Notable examples of phase-out include the Neonatology Unit of the Glanzing Children’s Hospital in Vienna that has implemented a PVC-free policy since 2000 and the Stockholm County Council (SLL) that has been eliminating PVC and phthalates from its hospitals since 1997. Moreover, the phase-out of phthalates in health products is also taking place in an increasing number of hospitals in the Netherlands, Czech Republic, Slovakia, Germany and France.
Both manufacturers and procurers can register free of charge to the database. Upon registration, manufacturers will be able to add a description of their PVC and/or phthalate-free products and procurers will be able to search the database for healthcare products free of hazardous chemicals, find out which alternative materials or plasticisers are used, if any, and leave comments on a product’s quality, should they have specific knowledge of its use. PVC-free and phthalate-free products can be searched by product category, by manufacturer and by country where the product is available, making the search easy for visitors.
In the near future, HCWH Europe is planning to extend the database to include medical devices free of Bisphenol A (BPA), a suspected endocrine disrupting chemical, classified as reprotoxic.
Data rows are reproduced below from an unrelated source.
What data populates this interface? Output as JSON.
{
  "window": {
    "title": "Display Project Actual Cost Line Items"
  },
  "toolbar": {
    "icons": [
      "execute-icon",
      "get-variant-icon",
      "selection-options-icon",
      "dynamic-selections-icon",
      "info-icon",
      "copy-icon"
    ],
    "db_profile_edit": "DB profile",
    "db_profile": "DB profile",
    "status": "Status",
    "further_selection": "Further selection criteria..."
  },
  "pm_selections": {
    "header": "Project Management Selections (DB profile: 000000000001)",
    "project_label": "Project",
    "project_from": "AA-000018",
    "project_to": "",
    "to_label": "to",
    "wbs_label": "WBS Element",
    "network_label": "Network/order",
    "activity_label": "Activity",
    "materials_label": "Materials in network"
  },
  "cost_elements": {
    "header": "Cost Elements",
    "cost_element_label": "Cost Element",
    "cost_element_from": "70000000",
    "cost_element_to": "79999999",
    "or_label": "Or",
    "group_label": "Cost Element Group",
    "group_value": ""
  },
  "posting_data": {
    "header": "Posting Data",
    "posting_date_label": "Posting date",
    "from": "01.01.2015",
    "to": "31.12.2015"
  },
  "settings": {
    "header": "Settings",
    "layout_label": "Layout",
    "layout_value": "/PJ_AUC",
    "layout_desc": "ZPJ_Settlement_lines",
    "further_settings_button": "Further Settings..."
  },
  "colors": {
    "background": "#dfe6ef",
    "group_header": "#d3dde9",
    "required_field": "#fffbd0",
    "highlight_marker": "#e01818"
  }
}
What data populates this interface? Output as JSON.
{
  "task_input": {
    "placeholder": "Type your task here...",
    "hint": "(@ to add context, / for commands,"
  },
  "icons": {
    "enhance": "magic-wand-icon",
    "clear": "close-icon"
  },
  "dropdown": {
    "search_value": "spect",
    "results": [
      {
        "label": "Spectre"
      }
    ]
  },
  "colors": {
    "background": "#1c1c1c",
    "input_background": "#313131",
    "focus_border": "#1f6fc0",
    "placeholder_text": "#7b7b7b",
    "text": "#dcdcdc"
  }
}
The aim of the database is to provide the information that enables procurers to substitute medical devices with safer alternatives.
In addition, HCWH Europe’s new database is supporting, with market-based evidence, an amendment adopted in October 2013 by the European Parliament to Annex I of the EC proposal for a Regulation on Medical Devices (COM2012 542) that foresees the phase out harmful chemicals in medical devices.
HCWH Europe calls once more on European Health Ministers, the European Commission and the newly formed European Parliament to take into consideration the many safer products already available on the market and to show leadership in adopting a new Regulation on medical devices that foresees the substitution of medical devices containing carcinogenic, mutagenic and reprotoxic substances (CMRs) and endocrine disrupting chemicals (EDCs) with safer alternatives, whenever these substances are available, their substitution is technically practicable, and the reliability of the substitute substance is ensured with regard to patients’ health and safety.
2) See the letter sent by HCWH Europe to the 28 EU Health and Environment Ministers for more information on HCWH Europe’s call in support of phasing out hazardous chemicals in medical devices.
PRESS: Rosalind Simpson - Communication & Press Officer (HCWH Europe)
E: Rosalind.email@example.com T: +32 2503 4911 / +32 483 71 67 86
POLICY: Grazia Cioci – Deputy Director (HCWH Europe)
E: Grazia.Cioci@hcwh.org T: +32 495 83 24 41
DATABASE: Cristina Grigore – Research Assistant (HCWH Europe)
E: Cristina.firstname.lastname@example.org T: +32 2503 0481
 The amendment states that medical devices that are invasive or come into contact with the body of patients or are used to administer, transport or store medicines, body fluids or other substances, including gases in concentrations above 0.1% by weight, shall not contain chemicals that are carcinogenic, mutagenic and reprotoxic (CMRs), such as certain phthalates and metals, or that have endocrine disrupting properties (EDCs), if safer alternatives are available. The amendment still allows the use of CMRs and EDCs in medical devices for a period not exceeding four years through a derogation process. Manufacturers may ask for exemption in the case that the elimination or substitution of these substances is technically impracticable, the reliability of the substitute substance is not ensured or if the negative impact caused by the substitution outweighs the benefits on the patient’s health and safety.